# Problem statement:
Copy the following data exactly and drop the pictures.

BEGIN Records provided

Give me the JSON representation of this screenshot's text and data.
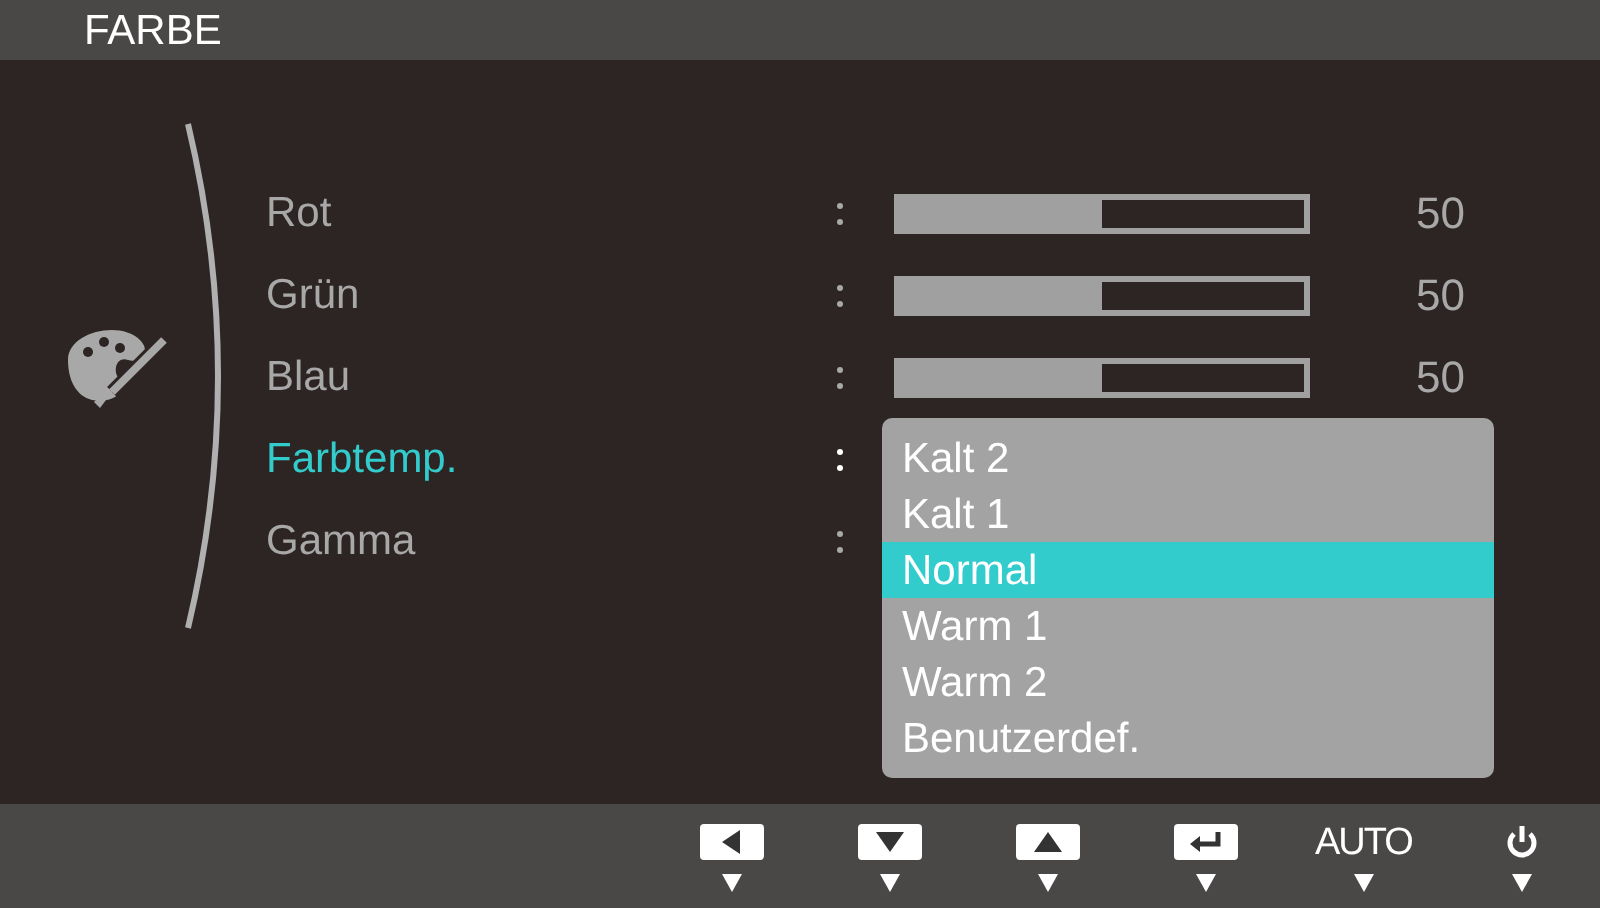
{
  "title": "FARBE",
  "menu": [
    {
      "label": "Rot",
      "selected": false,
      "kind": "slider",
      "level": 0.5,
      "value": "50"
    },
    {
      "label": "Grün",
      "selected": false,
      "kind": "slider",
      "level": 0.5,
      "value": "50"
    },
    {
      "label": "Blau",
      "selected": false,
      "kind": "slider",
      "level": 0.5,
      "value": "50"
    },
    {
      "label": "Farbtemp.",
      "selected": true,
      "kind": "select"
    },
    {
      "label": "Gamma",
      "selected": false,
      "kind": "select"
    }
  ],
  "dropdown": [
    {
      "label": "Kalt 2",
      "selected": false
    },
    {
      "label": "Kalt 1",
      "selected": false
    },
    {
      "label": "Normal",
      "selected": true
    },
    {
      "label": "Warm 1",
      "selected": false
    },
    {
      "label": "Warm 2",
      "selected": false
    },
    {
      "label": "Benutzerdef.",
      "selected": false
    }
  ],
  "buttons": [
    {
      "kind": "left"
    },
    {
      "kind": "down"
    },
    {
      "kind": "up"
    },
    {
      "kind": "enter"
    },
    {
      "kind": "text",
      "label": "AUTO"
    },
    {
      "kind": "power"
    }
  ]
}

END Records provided

# The answer:
Give me the JSON representation of this screenshot's text and data.
{
  "title": "FARBE",
  "menu": [
    {
      "label": "Rot",
      "selected": false,
      "kind": "slider",
      "level": 0.5,
      "value": "50"
    },
    {
      "label": "Grün",
      "selected": false,
      "kind": "slider",
      "level": 0.5,
      "value": "50"
    },
    {
      "label": "Blau",
      "selected": false,
      "kind": "slider",
      "level": 0.5,
      "value": "50"
    },
    {
      "label": "Farbtemp.",
      "selected": true,
      "kind": "select"
    },
    {
      "label": "Gamma",
      "selected": false,
      "kind": "select"
    }
  ],
  "dropdown": [
    {
      "label": "Kalt 2",
      "selected": false
    },
    {
      "label": "Kalt 1",
      "selected": false
    },
    {
      "label": "Normal",
      "selected": true
    },
    {
      "label": "Warm 1",
      "selected": false
    },
    {
      "label": "Warm 2",
      "selected": false
    },
    {
      "label": "Benutzerdef.",
      "selected": false
    }
  ],
  "buttons": [
    {
      "kind": "left"
    },
    {
      "kind": "down"
    },
    {
      "kind": "up"
    },
    {
      "kind": "enter"
    },
    {
      "kind": "text",
      "label": "AUTO"
    },
    {
      "kind": "power"
    }
  ]
}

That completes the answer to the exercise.